- _TASK DETAILS_: This exercise calls for a copy of every line in the listing below that carries the word "construction".

- _INPUT DATA_:
.....

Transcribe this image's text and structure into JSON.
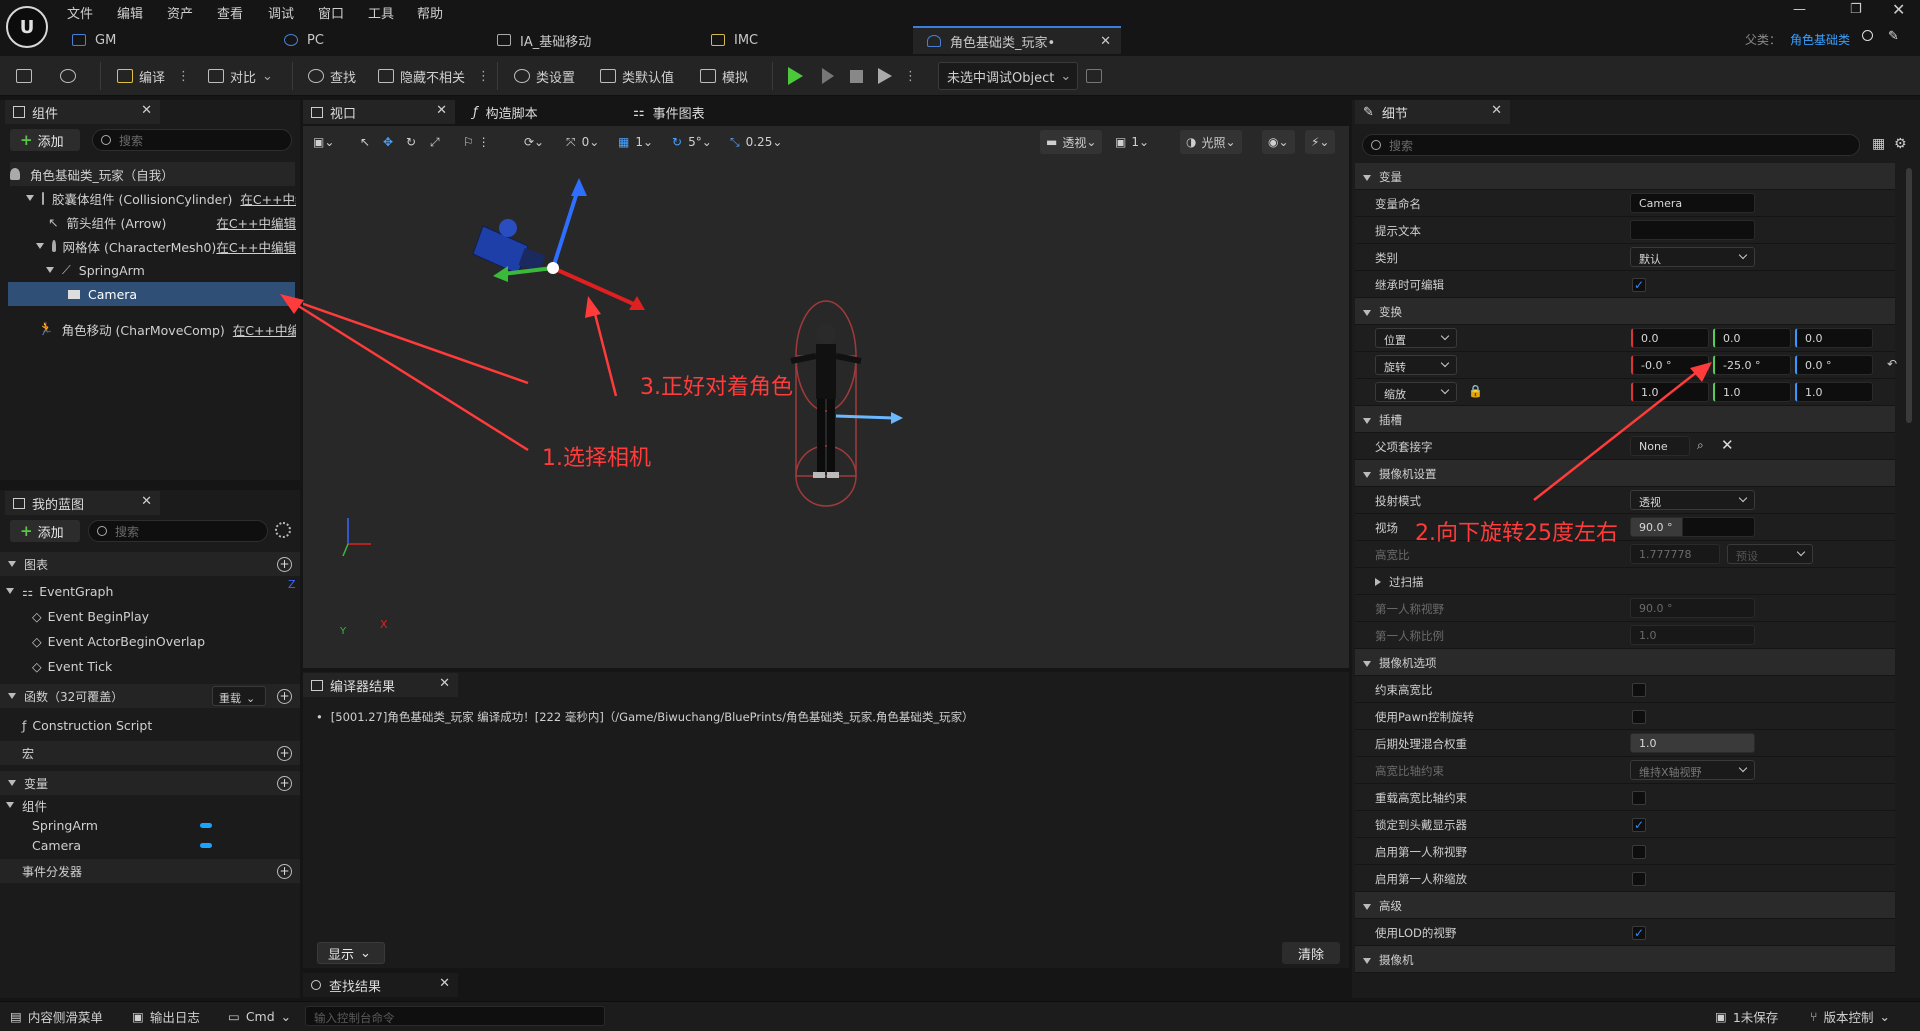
{
  "menu": [
    "文件",
    "编辑",
    "资产",
    "查看",
    "调试",
    "窗口",
    "工具",
    "帮助"
  ],
  "tabs": [
    {
      "label": "GM"
    },
    {
      "label": "PC"
    },
    {
      "label": "IA_基础移动"
    },
    {
      "label": "IMC"
    },
    {
      "label": "角色基础类_玩家•"
    }
  ],
  "parent": {
    "label": "父类：",
    "value": "角色基础类"
  },
  "toolbar": {
    "compile": "编译",
    "diff": "对比",
    "find": "查找",
    "hide_unrelated": "隐藏不相关",
    "class_settings": "类设置",
    "class_defaults": "类默认值",
    "simulate": "模拟",
    "debug_target": "未选中调试Object"
  },
  "components": {
    "tab": "组件",
    "add": "添加",
    "search_placeholder": "搜索",
    "items": [
      {
        "label": "角色基础类_玩家（自我）"
      },
      {
        "label": "胶囊体组件 (CollisionCylinder)",
        "link": "在C++中编"
      },
      {
        "label": "箭头组件 (Arrow)",
        "link": "在C++中编辑"
      },
      {
        "label": "网格体 (CharacterMesh0)",
        "link": "在C++中编辑"
      },
      {
        "label": "SpringArm"
      },
      {
        "label": "Camera"
      },
      {
        "label": "角色移动 (CharMoveComp)",
        "link": "在C++中编辑"
      }
    ]
  },
  "myblueprint": {
    "tab": "我的蓝图",
    "add": "添加",
    "search_placeholder": "搜索",
    "graphs_header": "图表",
    "event_graph": "EventGraph",
    "events": [
      "Event BeginPlay",
      "Event ActorBeginOverlap",
      "Event Tick"
    ],
    "functions_header": "函数（32可覆盖）",
    "override": "重载",
    "construction": "Construction Script",
    "macros_header": "宏",
    "variables_header": "变量",
    "components_header": "组件",
    "vars": [
      "SpringArm",
      "Camera"
    ],
    "dispatchers_header": "事件分发器"
  },
  "editor_tabs": {
    "viewport": "视口",
    "construction": "构造脚本",
    "event_graph": "事件图表"
  },
  "viewport_toolbar": {
    "rot": "0",
    "grid": "1",
    "angle": "5°",
    "scale": "0.25",
    "view": "透视",
    "cams": "1",
    "lit": "光照"
  },
  "axis": {
    "z": "Z",
    "x": "X",
    "y": "Y"
  },
  "annotations": {
    "a1": "1.选择相机",
    "a2": "2.向下旋转25度左右",
    "a3": "3.正好对着角色"
  },
  "compiler": {
    "tab": "编译器结果",
    "message": "[5001.27]角色基础类_玩家 编译成功！[222 毫秒内]（/Game/Biwuchang/BluePrints/角色基础类_玩家.角色基础类_玩家）",
    "show": "显示",
    "clear": "清除",
    "find_tab": "查找结果"
  },
  "details": {
    "tab": "细节",
    "search_placeholder": "搜索",
    "sec_variable": "变量",
    "var_name_label": "变量命名",
    "var_name": "Camera",
    "tooltip_label": "提示文本",
    "category_label": "类别",
    "category": "默认",
    "instance_editable": "继承时可编辑",
    "sec_transform": "变换",
    "location": "位置",
    "loc": [
      "0.0",
      "0.0",
      "0.0"
    ],
    "rotation": "旋转",
    "rot": [
      "-0.0 °",
      "-25.0 °",
      "0.0 °"
    ],
    "scale": "缩放",
    "scl": [
      "1.0",
      "1.0",
      "1.0"
    ],
    "sec_sockets": "插槽",
    "parent_socket": "父项套接字",
    "socket_value": "None",
    "sec_camera": "摄像机设置",
    "projection": "投射模式",
    "projection_value": "透视",
    "fov": "视场",
    "fov_value": "90.0 °",
    "aspect": "高宽比",
    "aspect_value": "1.777778",
    "aspect_preset": "预设",
    "overscan": "过扫描",
    "fp_fov": "第一人称视野",
    "fp_fov_value": "90.0 °",
    "fp_scale": "第一人称比例",
    "fp_scale_value": "1.0",
    "sec_camera_options": "摄像机选项",
    "constrain_aspect": "约束高宽比",
    "use_pawn_control": "使用Pawn控制旋转",
    "pp_blend": "后期处理混合权重",
    "pp_blend_value": "1.0",
    "aspect_axis": "高宽比轴约束",
    "aspect_axis_value": "维持X轴视野",
    "override_aspect": "重载高宽比轴约束",
    "lock_hmd": "锁定到头戴显示器",
    "enable_fp_fov": "启用第一人称视野",
    "enable_fp_scale": "启用第一人称缩放",
    "sec_advanced": "高级",
    "use_lod": "使用LOD的视野",
    "sec_camera2": "摄像机"
  },
  "status": {
    "content_drawer": "内容侧滑菜单",
    "output_log": "输出日志",
    "cmd": "Cmd",
    "console_placeholder": "输入控制台命令",
    "unsaved": "1未保存",
    "source_control": "版本控制"
  }
}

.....

- _WRITTEN SOLUTION_:
    "construction": "Construction Script",
    "construction": "构造脚本",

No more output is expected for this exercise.